Happy Fathers’ Day! To mark the occasion, Live Canon Intern Madeline Clark chatted with Matt Bryden about his newly released pamphlet, The Glassblower’s House which weaves the theme of fatherhood – its joys, its challenges and the surprising discoveries it can bring - into wider encounters with family, nature and film noir.
What inspired your collection of poems?
Back in 2018, I read some jottings – I wouldn’t call them poems – about fatherhood at an open mic. One began,
I return to find you signal in bed
in your breast-feeding shirt
splashed with milk
(This never went anywhere – I meant signal as in a ‘signal’ moment, but people thought I intended someone signalling to me from the bed). Afterwards, Fiona Benson, whose writing about parenthood I really admire, and who was reading that evening, told me to keep going as fatherhood was under-reported in poetry.
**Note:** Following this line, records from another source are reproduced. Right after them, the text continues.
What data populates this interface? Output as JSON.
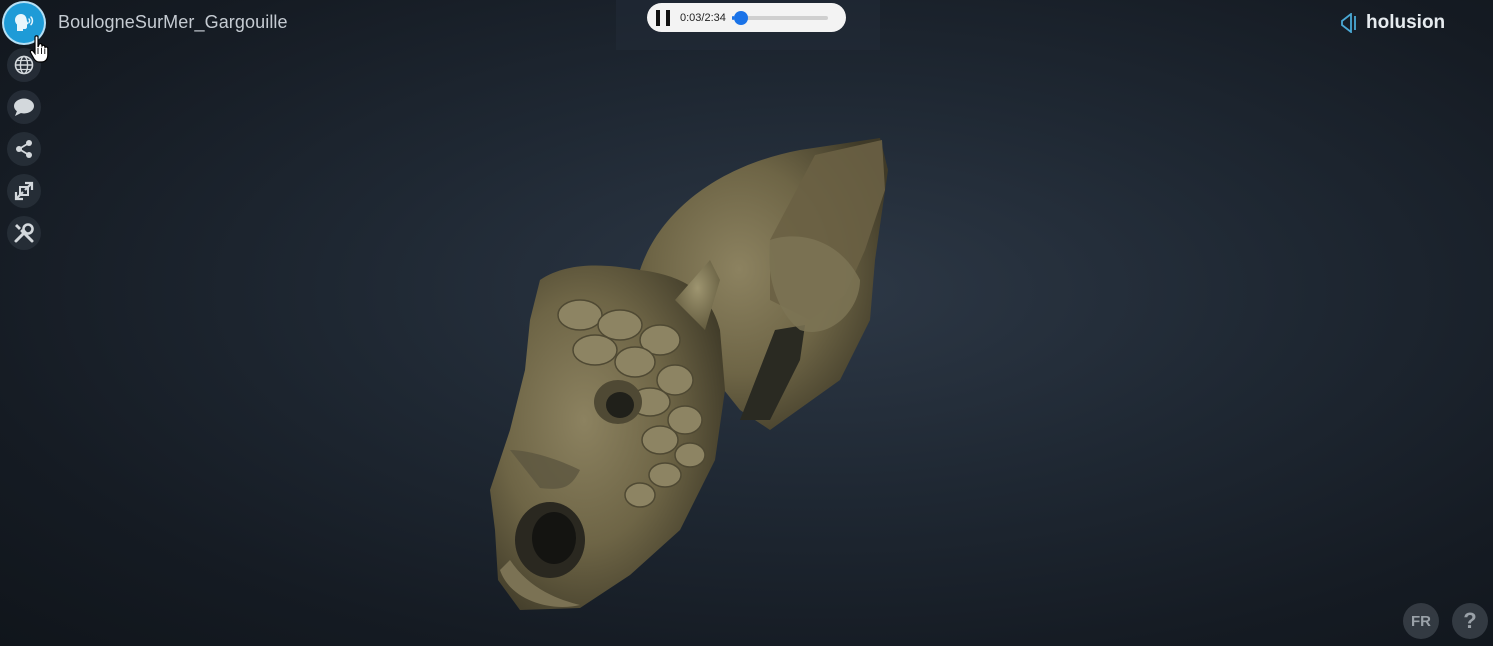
{
  "header": {
    "model_title": "BoulogneSurMer_Gargouille"
  },
  "toolbar": {
    "items": [
      {
        "name": "audio-guide",
        "icon": "speaking-head-icon",
        "active": true
      },
      {
        "name": "language-globe",
        "icon": "globe-icon"
      },
      {
        "name": "annotations",
        "icon": "speech-bubble-icon"
      },
      {
        "name": "share",
        "icon": "share-icon"
      },
      {
        "name": "fullscreen",
        "icon": "expand-icon"
      },
      {
        "name": "tools",
        "icon": "wrench-screwdriver-icon"
      }
    ]
  },
  "audio_player": {
    "state": "playing",
    "time_display": "0:03/2:34",
    "progress": 0.02
  },
  "brand": {
    "name": "holusion",
    "logo_icon": "holusion-logo-icon"
  },
  "footer": {
    "language_label": "FR",
    "help_label": "?"
  },
  "colors": {
    "accent": "#1e9bd7",
    "slider": "#1a73e8",
    "background": "#1f2833"
  }
}
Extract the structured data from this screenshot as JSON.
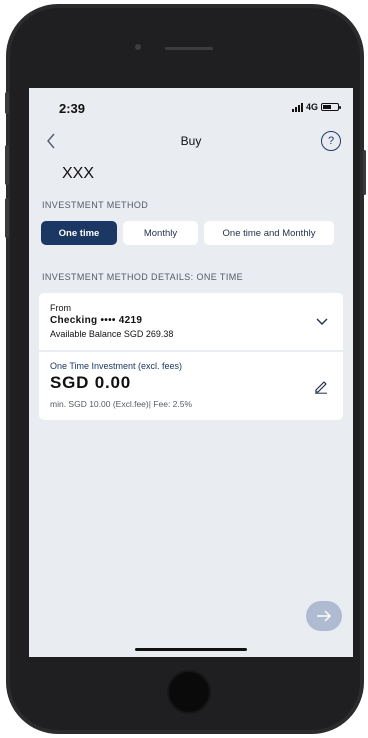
{
  "status": {
    "time": "2:39",
    "network": "4G"
  },
  "nav": {
    "title": "Buy",
    "help_symbol": "?"
  },
  "fund": {
    "name": "XXX"
  },
  "investment_method": {
    "label": "INVESTMENT METHOD",
    "options": [
      "One time",
      "Monthly",
      "One time and Monthly"
    ],
    "selected": "One time"
  },
  "details": {
    "label": "INVESTMENT METHOD DETAILS: ONE TIME"
  },
  "from_account": {
    "label": "From",
    "account": "Checking •••• 4219",
    "balance": "Available Balance SGD 269.38"
  },
  "amount": {
    "label": "One Time Investment (excl. fees)",
    "value": "SGD  0.00",
    "note": "min. SGD 10.00 (Excl.fee)| Fee: 2.5%"
  },
  "icons": {
    "back": "chevron-left-icon",
    "help": "question-circle-icon",
    "dropdown": "chevron-down-icon",
    "edit": "pencil-icon",
    "next": "arrow-right-icon"
  },
  "colors": {
    "primary": "#1b3763",
    "screen_background": "#e9ecf1",
    "next_button_disabled": "#aebbd0"
  }
}
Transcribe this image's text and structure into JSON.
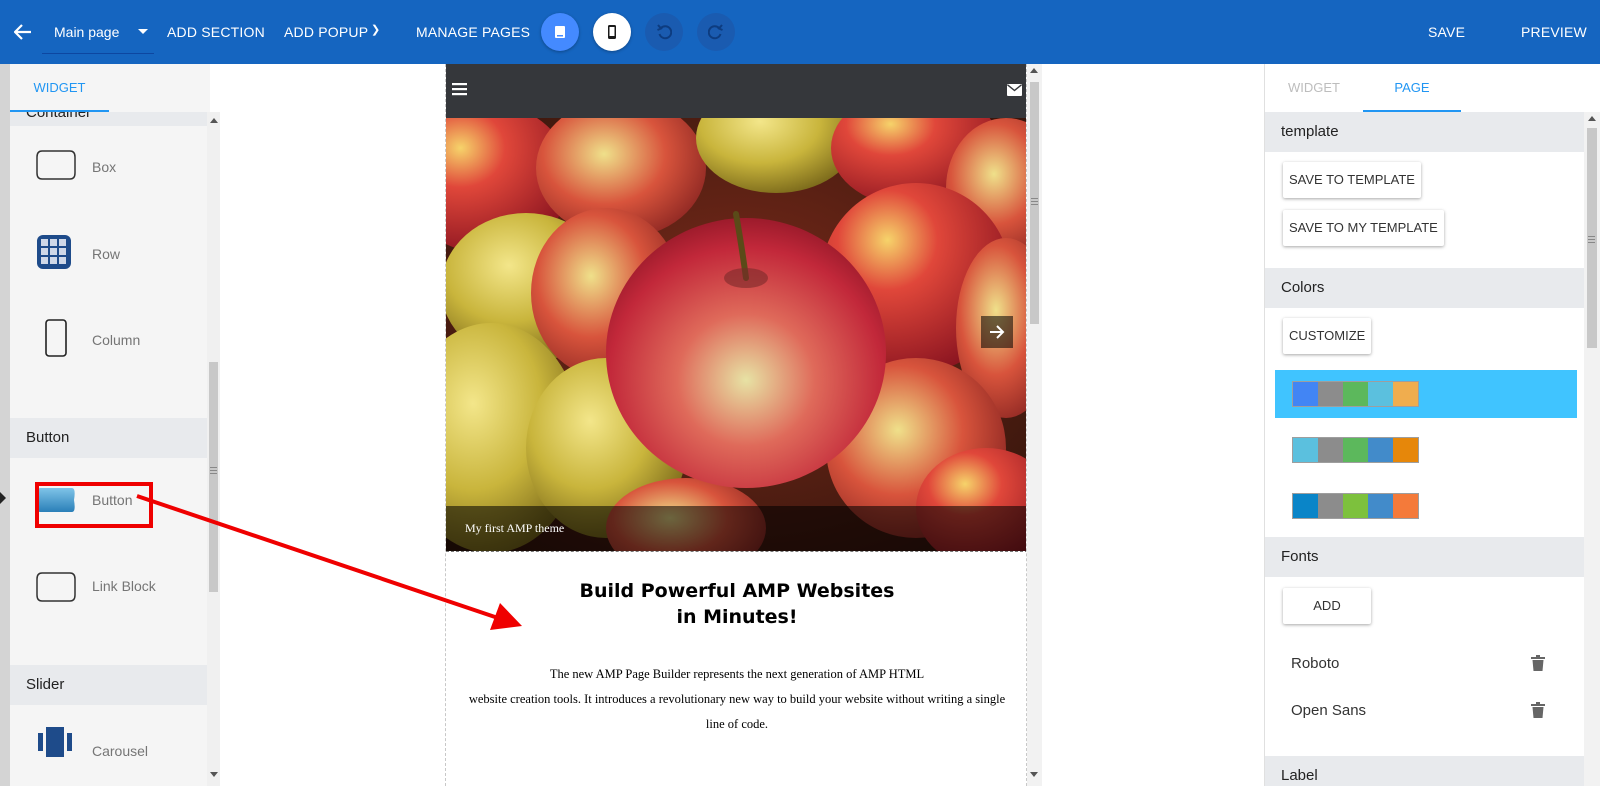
{
  "topbar": {
    "page_select": "Main page",
    "add_section": "ADD SECTION",
    "add_popup": "ADD POPUP",
    "manage_pages": "MANAGE PAGES",
    "save": "SAVE",
    "preview": "PREVIEW",
    "icons": [
      "back-arrow-icon",
      "desktop-icon",
      "mobile-icon",
      "undo-icon",
      "redo-icon"
    ]
  },
  "left_panel": {
    "tab": "WIDGET",
    "top_category": "Container",
    "items": [
      {
        "label": "Box",
        "icon": "box-icon"
      },
      {
        "label": "Row",
        "icon": "row-icon"
      },
      {
        "label": "Column",
        "icon": "column-icon"
      }
    ],
    "button_category": "Button",
    "button_items": [
      {
        "label": "Button",
        "icon": "button-icon"
      },
      {
        "label": "Link Block",
        "icon": "link-block-icon"
      }
    ],
    "slider_category": "Slider",
    "slider_items": [
      {
        "label": "Carousel",
        "icon": "carousel-icon"
      }
    ]
  },
  "canvas": {
    "slide_caption": "My first AMP theme",
    "headline_line1": "Build Powerful AMP Websites",
    "headline_line2": "in Minutes!",
    "body_line1": "The new AMP Page Builder represents the next generation of AMP HTML",
    "body_line2": "website creation tools. It introduces a revolutionary new way to build your website without writing a single",
    "body_line3": "line of code."
  },
  "right_panel": {
    "tab_widget": "WIDGET",
    "tab_page": "PAGE",
    "template_section": "template",
    "save_to_template": "SAVE TO TEMPLATE",
    "save_to_my_template": "SAVE TO MY TEMPLATE",
    "colors_section": "Colors",
    "customize": "CUSTOMIZE",
    "palettes": [
      [
        "#4285f4",
        "#8c8c8c",
        "#5cb85c",
        "#5bc0de",
        "#f0ad4e"
      ],
      [
        "#5bc0de",
        "#8c8c8c",
        "#5cb85c",
        "#428bca",
        "#e6870a"
      ],
      [
        "#0a85c8",
        "#8c8c8c",
        "#7dc13d",
        "#428bca",
        "#f47a3a"
      ]
    ],
    "selected_palette": 0,
    "fonts_section": "Fonts",
    "add_font": "ADD",
    "fonts": [
      "Roboto",
      "Open Sans"
    ],
    "label_section": "Label"
  },
  "colors": {
    "topbar": "#1565c0",
    "accent": "#2196f3",
    "selected_palette_bg": "#40c4ff",
    "annotation": "#ef0000"
  }
}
When my daughter was 8 months or so, I was delighted to discover I had documented most of those early months in my journals and on scraps of paper.
in my own life consequently led the narrative in another direction and I was
determined to create order out of the chaos. So, there is a narrative arc from
pregnancy to birth to the pressures that puts on a relationship to separation
and a new start. The challenge was to keep the details specific but not
limitingly personal. The title The Glassblower’s House refers to people
in glass houses, certainly – but also to a transformative ritual which can
create something enduring and possibly useful out of the flames.
How long have you been writing?
Since 2010, but this is my first published pamphlet in 10 years.
What can you say about your writing process?
It is slow! I just can’t rush. Some poems arrive almost fully formed but then the editing and fine-tuning might take years. I am myopic, in that I can see the poems at a rhythmic and word-for-word level but find it hard to achieve a distanced overview and see them as a reader might. This can lead to accusations of impenetrability. But sometimes, when I get that ability to read with an objective eye, I can finish five poems that have frustrated me for years in an evening. Then it disappears again.
The poem ‘Portugal’ in the pamphlet is one that I completely forgot about and found in an old journal. Reading that gave me an impression of what it must be like to read my poems. Another time, on the morning drive to school my daughter (6) started reading something and I realised it was a poem I had written years ago. She’d been drawing on scrap paper and turned it over and began reading aloud. As I drove, I got to hear that poem afresh.
What was the most challenging aspect of your writing?
the balance between the personal / private and the universal. There is one
moment in one poem which mentions ‘expressing’ where I wonder if I revealed too
much. But then, not to mention it was to be opaque.
What do you hope your reader gains or takes away from your writing?
The preciousness of the moment. An attentiveness to the moment. Until I was 40 or so, I felt that I had been lucky enough to avoid any real grief in my life. When my marriage broke up with my daughter just two, things felt terrible. I felt like I had lost everything, even the hills I used to walk in. Now I appreciate quite how much I have learned from the experience. A while back, I was flicking through photos on my phone searching for my car numberplate or something and I realised that virtually everyone I was with – and my daughter was with – I had not even known before the separation.
Above all, I wanted to conduct myself well in these poems. Where was the point in a book full of anger or bitterness? I think it is a book of grief, but one with hope and appreciation of a thousand moments along the way.
Matt Bryden lives in Devon. He has published a pamphlet Night Porter (Templar), his first collection Boxing the Compass (Templar) and a book of translation The Desire to Sing after Sunset (ShowWe). You can purchase a copy of his latest pamphlet here: https://www.livecanon.co.uk/store/product/the-glassblowers-house-matt-bryden